Just like masonry, monasticism has its mysteries. The monk’s mystery is to take care of himself all his life, to live at ease all his life, and — if it’s true what they say — to be worthy, finally, of a heavenly paradise.

It’s true that life in our monasteries is a filthy one, brutal, abominable: but then, our monk is nearly always himself of a backward social class. Thus, however filthy and ill-fed he is in the monastery, the novice finds there more than enough bum-fodder, and a blessed unconcern and freedom from care.

Our monk is happy with his animal feed: as he himself tells us, he always has a choice of food; never the same two days in a row. If he ate garlic yesterday, he eats onions today, leeks tomorrow, garlic sauce the next day, and beans on Sunday.

Those among them who are lettered, and know how to dot their ‘i’s and cross their ‘t’s, read the Lives of the Saints and are disenchanted. For such, the acme of human endeavour is to have one day a chapter of their own, with their own miracles, entitled ‘Saint So-and-so’.

Sometimes it happens that one of these unfortunates is so overcome by the idea of saintliness that he violates his real nature, loses himself, and becomes the plaything of his obsession. He is determined to become a saint.

Then it is that the cunning enemy of mankind, that overweening anti-God, entering the monastery like a farmer his chicken-run, gets into the monk’s cell and breathes into his brain…and then, in his religious fervour, this plaything of temptation is weighed down, sickens, becomes serious, and gives himself an air  of vile, grandiose ideas!…

One day future generations will pray to him, offering incense to his relics, celebrating his name!…

Already his sick fantasy sees the pious little ladies of the future running to his shrine, one with a great candle, another with oil for the lamp, another with frankincense, another with some other thing …

May it not be that this vicious cycle of cunning, stupidity and brutishness survive into the approaching twentieth century! Then, people will dignify themselves otherwise, and the pious little ladies, somewhat brighter than they are today, will find better uses for their time, their money, and their humanity.


Friday, 1 August 2014

C.P. Cavafy

A few days ago I mentioned that there would be here in the island a ‘literary evening’ at our new bookshop/café about the great Alexandrian Grecophone poet Costas Cavafy.
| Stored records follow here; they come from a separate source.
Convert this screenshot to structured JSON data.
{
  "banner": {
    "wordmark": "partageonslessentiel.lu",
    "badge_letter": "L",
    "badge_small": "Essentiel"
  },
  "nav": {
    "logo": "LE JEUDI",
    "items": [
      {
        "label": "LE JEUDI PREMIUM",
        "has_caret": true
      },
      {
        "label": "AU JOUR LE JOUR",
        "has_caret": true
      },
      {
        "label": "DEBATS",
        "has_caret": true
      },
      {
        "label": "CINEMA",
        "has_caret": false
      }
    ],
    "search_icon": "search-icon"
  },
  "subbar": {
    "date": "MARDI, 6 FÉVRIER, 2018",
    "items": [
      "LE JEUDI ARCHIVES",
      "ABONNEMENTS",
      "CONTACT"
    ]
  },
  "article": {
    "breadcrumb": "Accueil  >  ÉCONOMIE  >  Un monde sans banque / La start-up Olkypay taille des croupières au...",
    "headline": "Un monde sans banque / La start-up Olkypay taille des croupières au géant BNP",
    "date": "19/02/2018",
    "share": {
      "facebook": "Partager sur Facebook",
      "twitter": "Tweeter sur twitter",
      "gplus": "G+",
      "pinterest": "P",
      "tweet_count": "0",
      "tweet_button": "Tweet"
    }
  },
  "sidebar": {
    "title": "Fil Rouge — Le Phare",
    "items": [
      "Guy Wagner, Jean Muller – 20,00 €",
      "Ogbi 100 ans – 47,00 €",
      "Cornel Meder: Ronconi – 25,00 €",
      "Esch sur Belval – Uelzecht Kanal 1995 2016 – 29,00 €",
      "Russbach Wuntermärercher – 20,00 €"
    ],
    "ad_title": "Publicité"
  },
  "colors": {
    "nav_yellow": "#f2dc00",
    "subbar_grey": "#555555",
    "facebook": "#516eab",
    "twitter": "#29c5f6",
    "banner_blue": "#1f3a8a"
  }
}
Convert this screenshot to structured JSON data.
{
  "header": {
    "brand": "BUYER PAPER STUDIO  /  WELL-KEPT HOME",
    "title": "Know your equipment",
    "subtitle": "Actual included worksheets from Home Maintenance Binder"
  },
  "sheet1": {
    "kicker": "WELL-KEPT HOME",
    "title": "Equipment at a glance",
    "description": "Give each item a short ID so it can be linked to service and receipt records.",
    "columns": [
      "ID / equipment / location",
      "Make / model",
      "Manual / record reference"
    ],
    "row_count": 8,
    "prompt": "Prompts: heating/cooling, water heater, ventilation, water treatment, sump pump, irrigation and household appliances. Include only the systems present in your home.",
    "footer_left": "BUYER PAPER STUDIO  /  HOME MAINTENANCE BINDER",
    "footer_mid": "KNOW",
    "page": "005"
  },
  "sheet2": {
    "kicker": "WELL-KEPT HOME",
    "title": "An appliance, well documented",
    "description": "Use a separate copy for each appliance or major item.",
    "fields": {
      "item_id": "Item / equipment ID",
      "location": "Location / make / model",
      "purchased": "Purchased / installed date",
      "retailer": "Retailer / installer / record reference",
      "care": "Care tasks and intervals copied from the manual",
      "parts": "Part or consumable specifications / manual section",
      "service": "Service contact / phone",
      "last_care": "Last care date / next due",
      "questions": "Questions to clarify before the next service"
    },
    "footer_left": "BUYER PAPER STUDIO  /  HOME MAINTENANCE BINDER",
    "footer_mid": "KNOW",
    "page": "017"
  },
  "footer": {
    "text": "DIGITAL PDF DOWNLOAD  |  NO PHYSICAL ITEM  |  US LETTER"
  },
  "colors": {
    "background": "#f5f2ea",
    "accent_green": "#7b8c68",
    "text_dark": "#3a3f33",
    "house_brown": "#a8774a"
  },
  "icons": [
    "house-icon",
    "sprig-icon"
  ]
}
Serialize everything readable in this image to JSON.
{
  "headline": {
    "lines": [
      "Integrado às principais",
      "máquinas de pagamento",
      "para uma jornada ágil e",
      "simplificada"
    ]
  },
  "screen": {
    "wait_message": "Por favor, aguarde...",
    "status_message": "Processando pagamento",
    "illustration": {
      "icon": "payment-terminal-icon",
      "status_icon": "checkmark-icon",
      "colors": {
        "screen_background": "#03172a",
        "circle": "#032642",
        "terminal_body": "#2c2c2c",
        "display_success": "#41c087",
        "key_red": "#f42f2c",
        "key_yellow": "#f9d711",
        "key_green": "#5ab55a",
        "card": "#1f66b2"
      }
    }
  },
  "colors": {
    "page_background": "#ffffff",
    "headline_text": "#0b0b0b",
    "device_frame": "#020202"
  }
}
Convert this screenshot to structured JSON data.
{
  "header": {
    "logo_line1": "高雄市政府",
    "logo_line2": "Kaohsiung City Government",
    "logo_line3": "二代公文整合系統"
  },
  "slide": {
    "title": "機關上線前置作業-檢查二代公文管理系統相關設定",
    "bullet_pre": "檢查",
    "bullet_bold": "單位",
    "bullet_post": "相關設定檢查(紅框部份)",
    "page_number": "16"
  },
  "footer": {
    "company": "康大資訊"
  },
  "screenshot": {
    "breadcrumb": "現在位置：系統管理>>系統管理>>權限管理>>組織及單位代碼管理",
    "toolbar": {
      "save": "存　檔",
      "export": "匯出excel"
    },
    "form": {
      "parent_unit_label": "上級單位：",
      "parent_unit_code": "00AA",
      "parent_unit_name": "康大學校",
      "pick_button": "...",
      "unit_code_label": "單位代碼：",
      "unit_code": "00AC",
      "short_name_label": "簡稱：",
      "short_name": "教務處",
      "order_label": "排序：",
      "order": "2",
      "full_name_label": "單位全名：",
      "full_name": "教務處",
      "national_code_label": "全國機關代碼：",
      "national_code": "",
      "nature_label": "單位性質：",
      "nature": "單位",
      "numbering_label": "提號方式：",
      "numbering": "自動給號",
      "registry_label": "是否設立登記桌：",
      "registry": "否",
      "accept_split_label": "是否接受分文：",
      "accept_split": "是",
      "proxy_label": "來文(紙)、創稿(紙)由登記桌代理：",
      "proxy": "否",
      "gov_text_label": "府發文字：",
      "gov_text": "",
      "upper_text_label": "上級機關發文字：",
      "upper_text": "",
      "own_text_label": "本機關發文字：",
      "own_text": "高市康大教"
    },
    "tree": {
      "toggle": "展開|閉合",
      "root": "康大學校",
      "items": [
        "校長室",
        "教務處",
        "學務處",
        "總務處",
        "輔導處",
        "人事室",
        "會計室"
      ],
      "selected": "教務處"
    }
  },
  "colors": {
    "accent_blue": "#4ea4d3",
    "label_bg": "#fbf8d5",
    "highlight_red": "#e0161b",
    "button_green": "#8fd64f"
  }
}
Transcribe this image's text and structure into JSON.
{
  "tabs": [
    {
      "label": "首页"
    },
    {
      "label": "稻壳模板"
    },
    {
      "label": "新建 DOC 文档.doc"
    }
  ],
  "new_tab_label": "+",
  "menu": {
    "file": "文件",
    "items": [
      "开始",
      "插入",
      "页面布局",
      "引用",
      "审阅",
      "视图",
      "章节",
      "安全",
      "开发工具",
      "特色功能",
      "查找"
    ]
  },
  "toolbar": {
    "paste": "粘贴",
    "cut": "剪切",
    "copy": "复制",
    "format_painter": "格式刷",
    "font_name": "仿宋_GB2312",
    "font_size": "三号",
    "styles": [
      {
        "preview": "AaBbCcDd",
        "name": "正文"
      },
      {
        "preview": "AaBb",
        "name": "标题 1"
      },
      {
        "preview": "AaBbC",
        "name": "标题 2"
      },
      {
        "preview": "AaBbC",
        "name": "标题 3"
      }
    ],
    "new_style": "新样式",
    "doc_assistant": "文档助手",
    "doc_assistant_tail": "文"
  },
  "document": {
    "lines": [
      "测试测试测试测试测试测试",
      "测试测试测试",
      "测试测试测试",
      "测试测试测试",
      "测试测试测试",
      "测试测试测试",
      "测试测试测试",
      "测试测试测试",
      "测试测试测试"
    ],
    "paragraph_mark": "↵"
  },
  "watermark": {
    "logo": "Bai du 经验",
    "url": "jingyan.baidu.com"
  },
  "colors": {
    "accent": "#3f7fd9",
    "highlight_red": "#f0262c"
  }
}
This duly took place  yesterday evening, with a talk by Aris Laskaratos, publisher of David Connolly’s new translation (about the fourteenth, but there’s room for more) of Cavafy’s poems into English, and a talk by me about getting lost in Alexandria trying to find the flat where Cavafy had lived. (I did finally succeed, just as I was about to give up.) Poems were read by three young women: Margarita (13), Anastasia (14) and Vaia (17 I think). The eldest of these included one of Cavafy’s somewhat raunchy poems, about a very brief homosexual affair.

Below is my English translation of a Cavafy poem not included in David’s selection:


In the Dives…

In the dives                                                                             and bordellos
of Beirut I wallow.                                                     I didn’t want to stay
in Alexandria; not I.                                                   Tamides has left me:
he’s gone with the mayor’s son                                            just to get
a Nile villa                                                                  and a house in town.
It wouldn’t do to stay                                                in Alexandria —
In the dives                                                                 and bordellos
of Beirut I wallow.                                                     In cheap debauch
I squander my life.                                                    All that saves me
like a lasting beauty,                                     like a lingering scent
that stays on my flesh,                                              is for two years I had
Tamides my own,                                                      that magnificent boy,
and not for a house                                                    or a villa on the Nile.